PRO TIP when you face a Business Conflict

Collaborate, Don't Confront: In ADR, success lies in collaboration, not confrontation. Embrace open communication, actively listen, and work together towards a solution that benefits all parties involved.

Private Court Symbol
The International Court of ARBITRATION


Got any

Write to us

Share this page

Landmark Arbitration Award Execution: Nationwide Jurisdiction Triumph

In a recent pivotal judicial pronouncement, the High Court of Allahabad has emphatically reiterated a significant legal principle pertaining to the execution of arbitral awards in India. The court, presided over by Justice Pankaj Bhatia, upheld the stance that a petition for the execution of an arbitral award can be initiated anywhere within the nation, as long as the assets of the award debtor are situated within the territorial boundaries of the court in question. This consequential ruling firmly establishes that Section 42 of the Arbitration and Conciliation Act, which restricts the filing of petitions related to arbitration agreements to the original court where the first petition was submitted, does not exert its influence over petitions seeking the enforcement of arbitration awards. This legally substantial assertion by the court is firmly rooted in legal precedent, specifically citing the decisions rendered by the Supreme Court in the cases of Sundaram Finance and Cheran Properties as persuasive authorities that guided the court in reaching this definitive conclusion.

The backdrop of this case centers on an agreement that transpired on the 2nd of July in 2018. According to the terms of this contractual arrangement, the respondent was entrusted with the responsibility of supplying goods and services to the petitioner. Nevertheless, a dispute erupted between the contracting parties with respect to the payments associated with the supplies outlined within the agreement.

In response to this contractual discord, the respondent chose to initiate a reference proceeding before the MSEF Council. This process ultimately culminated in an arbitral award that favored the respondent's position. Subsequently, the petitioner decided to challenge the award's validity by invoking Section 34 of the Arbitration and Conciliation Act, in conjunction with Section 19 of the Micro, Small, and Medium Enterprises Development Act (MSMED Act), before the Commercial Court in Kanpur. Regrettably, this challenge was met with a dismissal by the court, primarily due to the petitioner's failure to fulfill the requisite condition of depositing 75% of the awarded amount. Following this legal setback, the respondent initiated the process of executing the arbitral award in accordance with the provisions of Section 36 of the Arbitration and Conciliation Act, submitting the execution petition before the Commercial Court in Lucknow.

In response to this execution petition, the petitioner presented their objections, firmly contending that the provisions of Section 42 of the Arbitration and Conciliation Act necessitated that the petition must be filed in the same court as the original Section 34 petition, i.e., the Commercial Court in Kanpur. To the petitioner, the principle of territorial jurisdiction embodied in Section 42 was paramount. This argument was pivotal in their efforts to challenge the enforceability of the execution petition. The executing court, however, rejected the objections raised by the petitioner. Unhappy with this outcome, the petitioner resorted to invoking Article 227 of the Indian Constitution to challenge the executing court's decision.
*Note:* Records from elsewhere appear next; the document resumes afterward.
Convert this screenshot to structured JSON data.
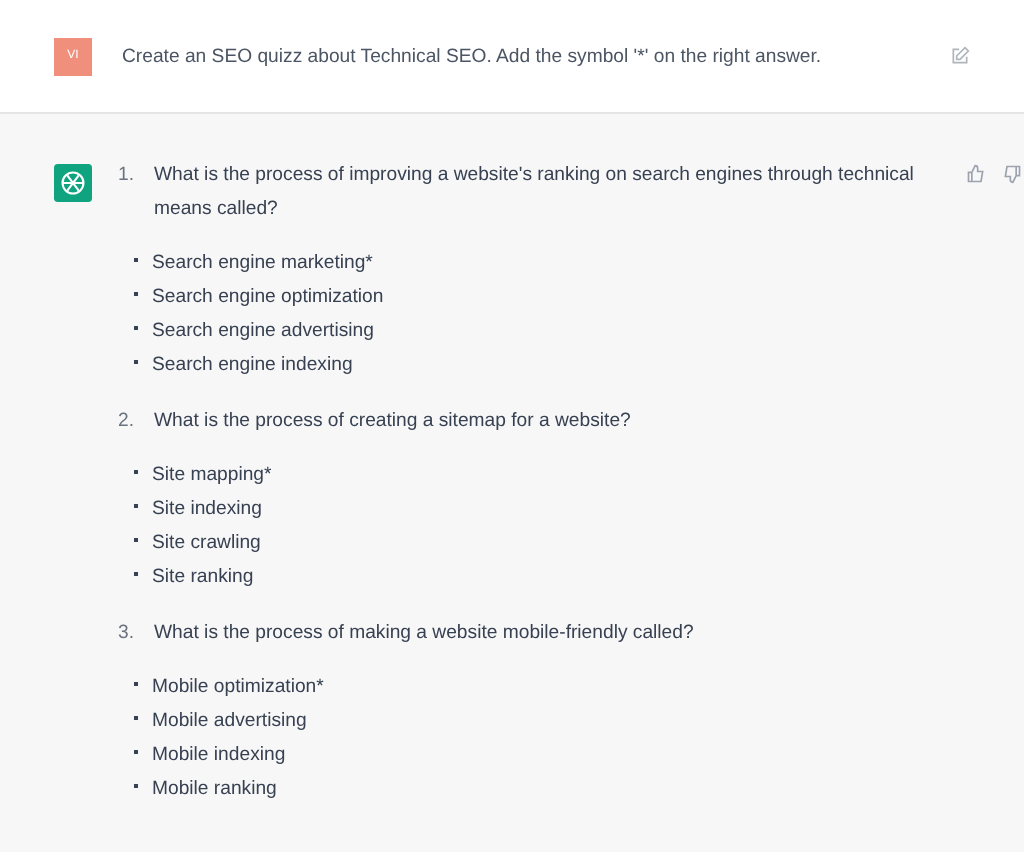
{
  "user_message": {
    "avatar": "VI",
    "text": "Create an SEO quizz about Technical SEO. Add the symbol '*' on the right answer."
  },
  "assistant_message": {
    "questions": [
      {
        "number": "1.",
        "text": "What is the process of improving a website's ranking on search engines through technical means called?",
        "answers": [
          "Search engine marketing*",
          "Search engine optimization",
          "Search engine advertising",
          "Search engine indexing"
        ]
      },
      {
        "number": "2.",
        "text": "What is the process of creating a sitemap for a website?",
        "answers": [
          "Site mapping*",
          "Site indexing",
          "Site crawling",
          "Site ranking"
        ]
      },
      {
        "number": "3.",
        "text": "What is the process of making a website mobile-friendly called?",
        "answers": [
          "Mobile optimization*",
          "Mobile advertising",
          "Mobile indexing",
          "Mobile ranking"
        ]
      }
    ]
  }
}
The primary grounds for the petitioner's challenge rested on two pillars. Firstly, it was their contention that the award in question was delivered in Kanpur and was also the subject of a challenge before the Kanpur court. Consequently, they argued that this invoked the provisions of Section 42 and rendered the execution petition submitted in Lucknow legally unsustainable.

With a judicious and thorough analysis, the court delved into the legal nuances surrounding this matter. Citing as precedent the judgments handed down by the Supreme Court in the cases of Sundaram Finance and Cheran Properties, the court established a definitive legal precedent.

According to these landmark Supreme Court rulings, an award holder possesses the legal right to file an execution petition in any court across the expanse of India where the award is legally enforceable. Importantly, there is no legal requirement to undergo the process of transferring the decree or award from the court vested with jurisdiction over the arbitral proceedings.

Consequently, the court reached a decisive conclusion that the respondent's choice to submit the execution petition before the Commercial Court in Lucknow was well within their rights. The mere fact that the arbitral award was delivered in Kanpur or that the Section 34 petition was filed in the Kanpur court did not render the execution petition non-maintainable. Section 42 of the Arbitration and Conciliation Act, as interpreted by the court, does not encompass execution petitions.

In light of these comprehensive and well-reasoned considerations, the court opted to dismiss the petitioner's challenge. The case was titled "Madhyanchal Vidyut Vitran Nigam Ltd v. Shashi Cable" and was registered as Matters under Article 227 No. 3384 of 2023. This momentous and legally profound decision was rendered on the 13th of October in the year 2023.